At first, the change was not for the better. With Massoud‘s death and the successful attacks in the United States, we lost any remaining hope that we had. But it wasn’t long after when the US B2-s started bombing. Taliban trenches and supply routes were all hit. We all had hope for survival, and to be sure, for freedom, come back to life inside us. It was the first time we witnessed the Taliban being defeated. It was the first time we witnessed the Taliban being bombarded, eliminated. We breathed peace. Never before had we been able to openly celebrate the eradication of the Taliban.
The US war in Afghanistan turned a grim page in Afghan history to a new one rife with hopes for freedom and democracy. Despite that the war has worsened of late, these 17 years have given rise to unprecedented opportunities for Afghans – to learn, to improvise, to bring innovative ideas forward to their communities and the nation. Under the Taliban, we lived in fear, and with no sign of a meaningful or fulfilling future. But today, legitimate and numerous security challenges notwithstanding, there remains in Afghans a strong sense of hope for peace and self-autonomy.
[pullquote]9/11 reminds us that terrorist groups like al Qaeda, ISIS, and the Taliban seek to divide us through hate, fear, and ignorance.[/pullquote]
9/11 reminds us that terrorist groups like al Qaeda, ISIS, and the Taliban seek to divide us through hate, fear, and ignorance. They want a humanity controlled, a collection of strangers. We oppose this idea as a wanton affront to human dignity. We seek a community of connected human beings. We must stay strong, we must persevere, and we must work hard to counter terrorism on a global scale, to protect the lives of the innocent, and to thwart attacks on peace, and civil society.
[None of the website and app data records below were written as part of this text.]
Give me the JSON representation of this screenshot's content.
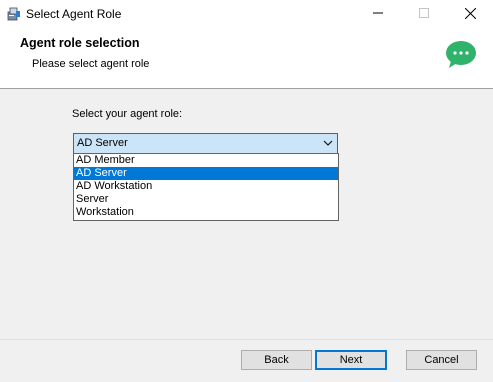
{
  "window": {
    "title": "Select Agent Role",
    "icons": {
      "app": "installer-icon",
      "minimize": "minimize-icon",
      "maximize": "maximize-icon",
      "close": "close-icon"
    }
  },
  "banner": {
    "title": "Agent role selection",
    "subtitle": "Please select agent role",
    "icon": "chat-bubble-icon",
    "icon_color": "#2fb36b"
  },
  "form": {
    "prompt": "Select your agent role:",
    "selected": "AD Server",
    "options": [
      "AD Member",
      "AD Server",
      "AD Workstation",
      "Server",
      "Workstation"
    ],
    "highlight_color": "#0078d7"
  },
  "buttons": {
    "back": "Back",
    "next": "Next",
    "cancel": "Cancel"
  }
}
On this anniversary of the 9/11 attacks, I share my deepest condolences with the families and friends of its victims, in addition to innocent people who are affected every day by the ongoing tragedies that terrorism inflicts on them. We will continue to stand together and fight for humanity, for the world, and for generations to come.
Ahmad Mohibi is Founder and Director of Counter-terrorism at Rise to Peace, a non-profit organization, and a national security expert. He is a published author, journalist and news commentator on TOLONews, and an alumnus of George Washington University and George Mason University. Follow him on Twitter at @ahmadsmohibi